Cruickshanks Lab // Kleins Lab // Publications // May 01 2015

PubMed ID: 25953199

Author(s): Cruickshanks KJ, Nondahl DM, Dalton DS, Fischer ME, Klein BE, Klein R, Nieto FJ, Schubert CR, Tweed TS. Smoking, central adiposity, and poor glycemic control increase risk of hearing impairment. J Am Geriatr Soc. 2015 May;63(5):918-24. doi: 10.1111/jgs.13401. Epub 2015 May 6. PMID 25953199

Journal: Journal Of The American Geriatrics Society, Volume 63, Issue 5, May 2015

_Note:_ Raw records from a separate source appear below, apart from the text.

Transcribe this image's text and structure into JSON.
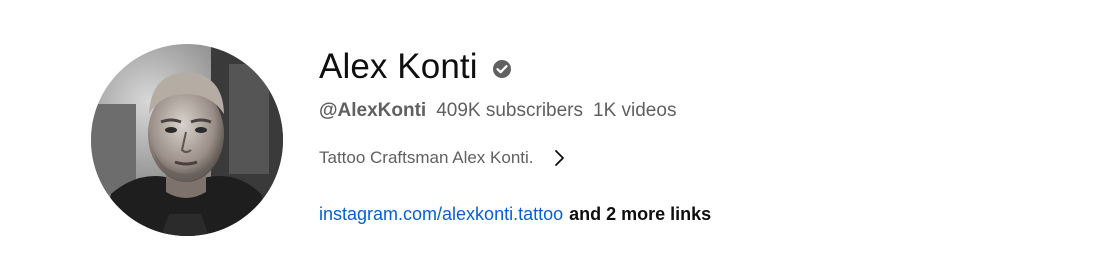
{
  "channel": {
    "name": "Alex Konti",
    "verified_icon": "verified-check-icon",
    "handle": "@AlexKonti",
    "subscribers": "409K subscribers",
    "videos": "1K videos",
    "description": "Tattoo Craftsman Alex Konti.",
    "description_icon": "chevron-right-icon",
    "primary_link": "instagram.com/alexkonti.tattoo",
    "more_links": "and 2 more links",
    "avatar_alt": "avatar"
  },
  "colors": {
    "name_text": "#0f0f0f",
    "secondary_text": "#606060",
    "link": "#065fd4",
    "background": "#ffffff"
  }
}
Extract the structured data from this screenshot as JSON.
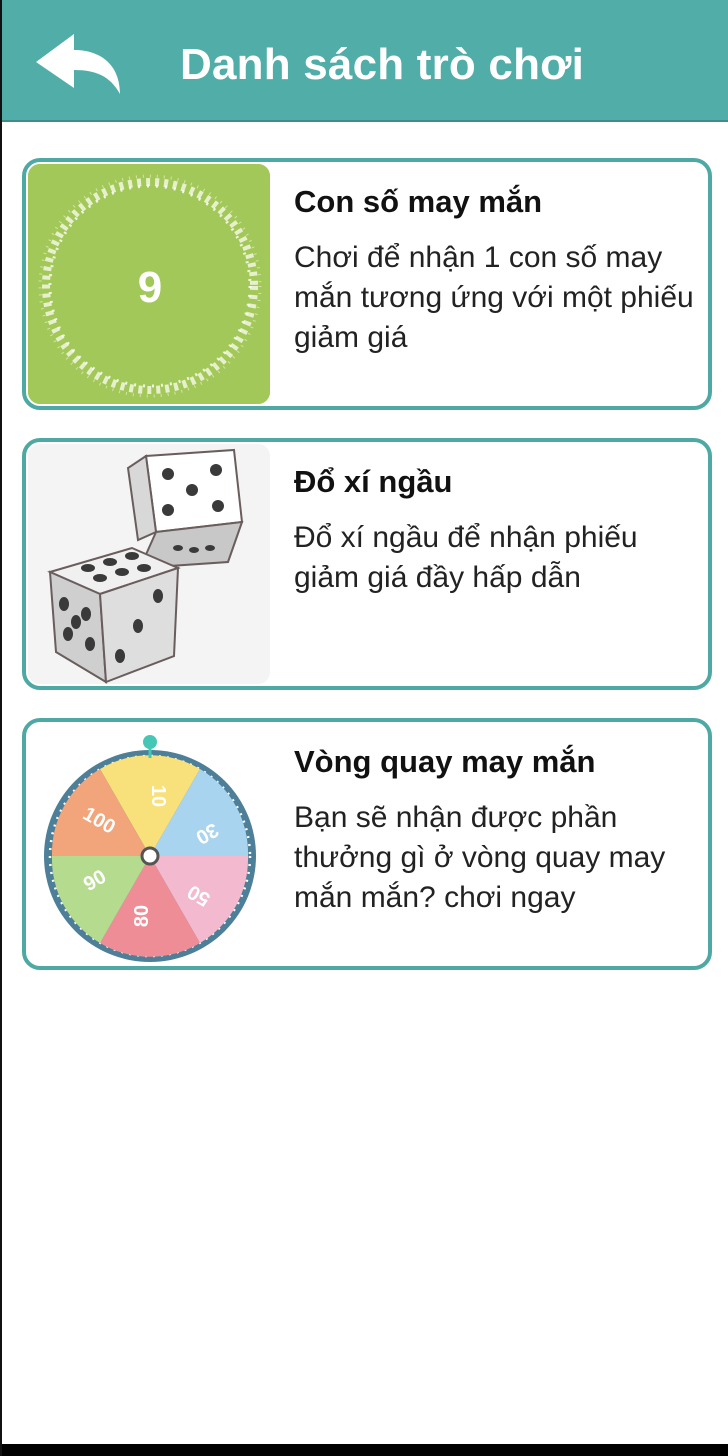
{
  "header": {
    "title": "Danh sách trò chơi",
    "back_icon": "back-arrow-icon",
    "bg_color": "#51ada8"
  },
  "games": [
    {
      "title": "Con số may mắn",
      "description": "Chơi để nhận 1 con số may mắn tương ứng với một phiếu giảm giá",
      "thumb_number": "9",
      "thumb_color": "#a3c85a"
    },
    {
      "title": "Đổ xí ngầu",
      "description": "Đổ xí ngầu để nhận phiếu giảm giá đầy hấp dẫn",
      "icon": "dice-icon"
    },
    {
      "title": "Vòng quay may mắn",
      "description": "Bạn sẽ nhận được phần thưởng gì ở vòng quay may mắn mắn? chơi ngay",
      "wheel_labels": [
        "10",
        "30",
        "50",
        "80",
        "90",
        "100"
      ]
    }
  ],
  "accent_color": "#4ea9a4"
}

OBJECTIVES To determine associations between smoking, adiposity, diabetes mellitus, and other risk factors for cardiovascular disease (CVD) and the 15-year incidence of hearing impairment (HI).

DESIGN A longitudinal population-based cohort study (1993-95 to 2009-10), the Epidemiology of Hearing Loss Study (EHLS).

SETTING Beaver Dam, Wisconsin.

PARTICIPANTS Participants in the Beaver Dam Eye Study (1988-90; residents of Beaver Dam, WI, aged 43-84 in 1987-88) were eligible for the EHLS. There were 1,925 participants with normal hearing at baseline.

MEASUREMENTS Fifteen-year cumulative incidence of HI (pure-tone average of hearing thresholds at 0.5, 1, 2, and 4 kHz greater than 25 decibels hearing level in either ear). Cigarette smoking, exercise, and other factors were ascertained according to questionnaire. Blood pressure, waist circumference, body mass index, and glycosylated hemoglobin were measured.

RESULTS Follow-up examinations (≥1) were obtained from 87.2% (n=1,678; mean baseline age 61). The 15-year cumulative incidence of HI was 56.8%. Adjusting for age and sex, current smoking (hazard ratio (HR)=1.31, P=.048), education (<16 years; HR=1.35, P=.01), waist circumference (HR=1.08 per 10 cm, P=.02), and poorly controlled diabetes mellitus (HR=2.03, P=.048) were associated with greater risk of HI. Former smokers and people with better-controlled diabetes mellitus were not at greater risk.

CONCLUSION Smoking, central adiposity, and poorly controlled diabetes mellitus predicted incident HI. These well-known risk factors for CVD suggest that vascular changes may contribute to HI in aging. Interventions targeting reductions in smoking and adiposity and better glycemic control in people with diabetes mellitus may help prevent or delay the onset of HI.

© 2015, Copyright the Authors Journal compilation © 2015, The American Geriatrics Society.